Every line below that holds the string "this" should be copied out.
╭──
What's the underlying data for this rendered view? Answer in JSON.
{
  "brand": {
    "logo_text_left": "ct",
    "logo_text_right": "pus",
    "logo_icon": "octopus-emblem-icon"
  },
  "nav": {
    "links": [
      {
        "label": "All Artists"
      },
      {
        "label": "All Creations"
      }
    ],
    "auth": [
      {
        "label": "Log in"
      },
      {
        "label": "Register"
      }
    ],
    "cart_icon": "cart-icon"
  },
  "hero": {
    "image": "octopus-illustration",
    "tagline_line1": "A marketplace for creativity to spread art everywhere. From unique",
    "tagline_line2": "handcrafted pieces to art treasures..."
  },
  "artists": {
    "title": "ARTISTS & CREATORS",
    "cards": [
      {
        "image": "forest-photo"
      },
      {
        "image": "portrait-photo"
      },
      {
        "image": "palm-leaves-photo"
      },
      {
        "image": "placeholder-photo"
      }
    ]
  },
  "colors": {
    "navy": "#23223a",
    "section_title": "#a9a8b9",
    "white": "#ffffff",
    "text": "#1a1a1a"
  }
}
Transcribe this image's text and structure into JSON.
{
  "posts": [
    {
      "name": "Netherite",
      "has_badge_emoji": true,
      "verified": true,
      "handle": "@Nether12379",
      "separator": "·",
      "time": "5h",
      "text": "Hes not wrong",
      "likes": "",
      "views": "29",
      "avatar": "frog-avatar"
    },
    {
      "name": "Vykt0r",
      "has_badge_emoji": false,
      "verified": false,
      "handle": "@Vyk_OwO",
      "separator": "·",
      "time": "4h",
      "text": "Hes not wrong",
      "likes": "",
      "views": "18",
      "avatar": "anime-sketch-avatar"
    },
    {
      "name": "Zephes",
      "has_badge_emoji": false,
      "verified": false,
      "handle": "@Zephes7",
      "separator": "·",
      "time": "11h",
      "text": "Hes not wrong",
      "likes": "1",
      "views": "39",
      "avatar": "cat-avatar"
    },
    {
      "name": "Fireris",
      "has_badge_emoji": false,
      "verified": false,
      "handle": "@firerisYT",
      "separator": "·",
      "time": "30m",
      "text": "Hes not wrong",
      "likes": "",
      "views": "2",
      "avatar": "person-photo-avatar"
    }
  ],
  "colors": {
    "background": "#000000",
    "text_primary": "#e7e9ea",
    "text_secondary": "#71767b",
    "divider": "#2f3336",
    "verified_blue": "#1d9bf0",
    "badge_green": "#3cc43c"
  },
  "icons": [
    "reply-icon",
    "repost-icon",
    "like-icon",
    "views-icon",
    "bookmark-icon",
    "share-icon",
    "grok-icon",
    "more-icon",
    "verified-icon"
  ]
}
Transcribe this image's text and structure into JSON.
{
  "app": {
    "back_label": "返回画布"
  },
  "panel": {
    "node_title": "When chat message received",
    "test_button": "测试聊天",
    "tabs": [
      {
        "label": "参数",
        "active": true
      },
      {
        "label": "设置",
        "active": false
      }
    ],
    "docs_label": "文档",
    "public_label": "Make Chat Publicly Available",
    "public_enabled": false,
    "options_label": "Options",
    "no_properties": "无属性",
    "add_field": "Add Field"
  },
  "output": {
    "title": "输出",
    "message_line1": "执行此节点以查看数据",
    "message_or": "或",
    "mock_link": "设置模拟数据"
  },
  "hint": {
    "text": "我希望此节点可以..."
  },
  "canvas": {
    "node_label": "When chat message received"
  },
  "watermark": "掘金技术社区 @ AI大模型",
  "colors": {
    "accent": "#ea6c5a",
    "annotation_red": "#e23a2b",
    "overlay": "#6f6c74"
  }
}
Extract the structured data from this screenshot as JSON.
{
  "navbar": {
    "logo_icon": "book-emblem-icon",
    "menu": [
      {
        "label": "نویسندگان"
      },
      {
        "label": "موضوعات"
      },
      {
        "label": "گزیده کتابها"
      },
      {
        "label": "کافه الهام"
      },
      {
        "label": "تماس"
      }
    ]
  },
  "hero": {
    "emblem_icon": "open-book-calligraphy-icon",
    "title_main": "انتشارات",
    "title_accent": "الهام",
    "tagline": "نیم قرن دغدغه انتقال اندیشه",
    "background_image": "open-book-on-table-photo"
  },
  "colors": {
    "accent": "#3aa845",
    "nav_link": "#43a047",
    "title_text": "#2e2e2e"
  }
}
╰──
» Response box
What's the underlying data for this rendered view? Answer in JSON.
Transcribe this image's text and structure into JSON.
Transcribe this image's text and structure into JSON.
Extract the structured data from this screenshot as JSON.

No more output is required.